I never wanted to see the inside of a prison. No one does, really, especially not in New Orleans. After arrest here, the accused are ushered in front of a magistrate who recites their charges and sets their bonds in a factory-like process. Before they can process what has just happened, before they’ve had a meaningful conversation (if any at all) with a lawyer, the accused are prodded along like shackled cattle back into the holding tank. Their eyes are filled variously with confusion, frustration, or anger, all of which give way to resignation and despair if they can’t make bail. What awaits them inside is a daily struggle to survive. The conditions are assuredly inhospitable if not inhumane. I confess that much comes as no surprise. There is an element, however, that I have come to crave.
It is that sense of humanity that we have discarded and forgotten.
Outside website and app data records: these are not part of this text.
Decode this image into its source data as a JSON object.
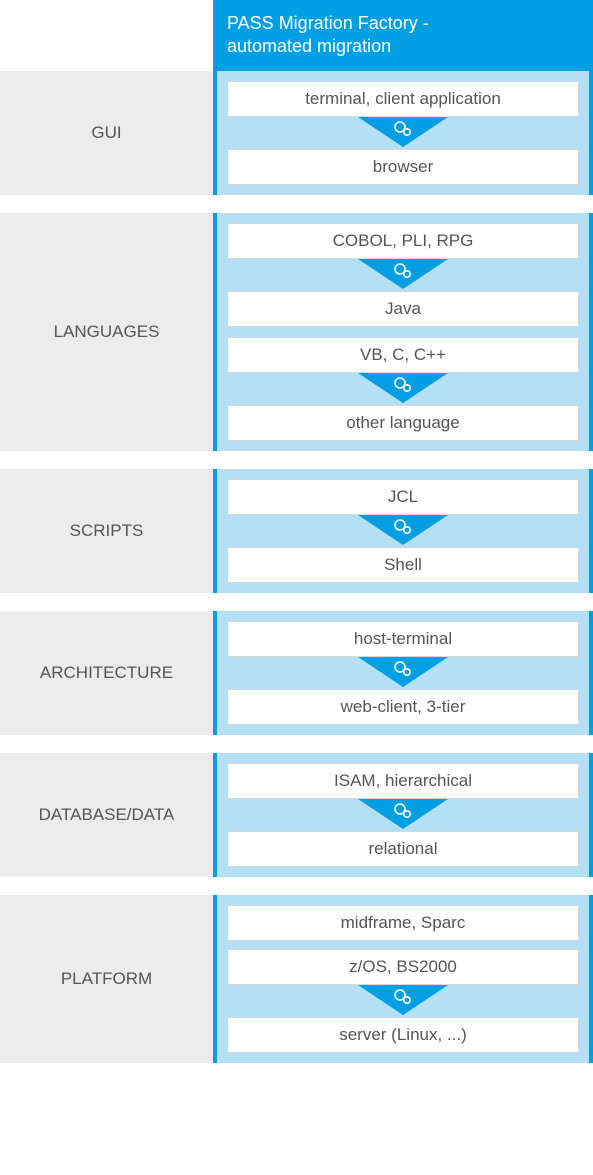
{
  "header": {
    "line1": "PASS Migration Factory -",
    "line2": "automated migration"
  },
  "colors": {
    "primary": "#009fe3",
    "light": "#b3e0f5",
    "gray": "#ececec"
  },
  "sections": [
    {
      "label": "GUI",
      "groups": [
        {
          "from": [
            "terminal, client application"
          ],
          "to": "browser"
        }
      ]
    },
    {
      "label": "LANGUAGES",
      "groups": [
        {
          "from": [
            "COBOL, PLI, RPG"
          ],
          "to": "Java"
        },
        {
          "from": [
            "VB, C, C++"
          ],
          "to": "other language"
        }
      ]
    },
    {
      "label": "SCRIPTS",
      "groups": [
        {
          "from": [
            "JCL"
          ],
          "to": "Shell"
        }
      ]
    },
    {
      "label": "ARCHITECTURE",
      "groups": [
        {
          "from": [
            "host-terminal"
          ],
          "to": "web-client, 3-tier"
        }
      ]
    },
    {
      "label": "DATABASE/DATA",
      "groups": [
        {
          "from": [
            "ISAM, hierarchical"
          ],
          "to": "relational"
        }
      ]
    },
    {
      "label": "PLATFORM",
      "groups": [
        {
          "from": [
            "midframe, Sparc",
            "z/OS, BS2000"
          ],
          "to": "server (Linux, ...)"
        }
      ]
    }
  ]
}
I came to realize this after visiting a particular client in jail for the second time. After I greeted him, he paused and looked at me searchingly. Then he said something like this: “You really came back. The guards told me nobody’s coming to see me. Everyone says there’s no way a lawyer will come and talk to you. And you’re here again?” I assured him that I would be back as many times as needed to prepare his defense. He can’t believe his luck. His hope is percolating, which I sense overtaking his despair.
This encounter seems repeated with each person I meet in jail. They all are surprised that a lawyer would take an interest in their cases. This is not to say that the public defenders have intentionally, systematically ignored their clients. Rather, they are simply too overloaded with cases to possibly devote such time to each of their clients. Hence, we have had to turn to volunteers, like the law students from the Student Hurricane Network, to help fill in the breach. What are we to make of a justice system that must depend on the good graces of volunteers? In just the first week of student trips, we have uncovered numerous pre-trial detainees who have been held well past the maximum time allowed for a speedy trial, and sometimes beyond the maximum time allowed for a sentence even if they had been convicted. It is a system that has failed. Without advocates, the accused are subject to the merciless winds of a system stacked against them.
We evidently have a tremendous blind spot for those accused of crimes, especially for those who are too poor to afford a lawyer. Out of sight, out of mind is the prevailing view. When we leave these people literally defenseless, we have stripped them of the most basic elements of their humanity, treating them purely as caged animals. (For the skeptics out there, I suppose I should note that the client described above is one that I believe to be wrongfully accused; the presumption of innocence, in any event, should serve as an equalizer for that conceit.) If we should accept that sorry state of affairs, then we might as well check our own humanity at the door.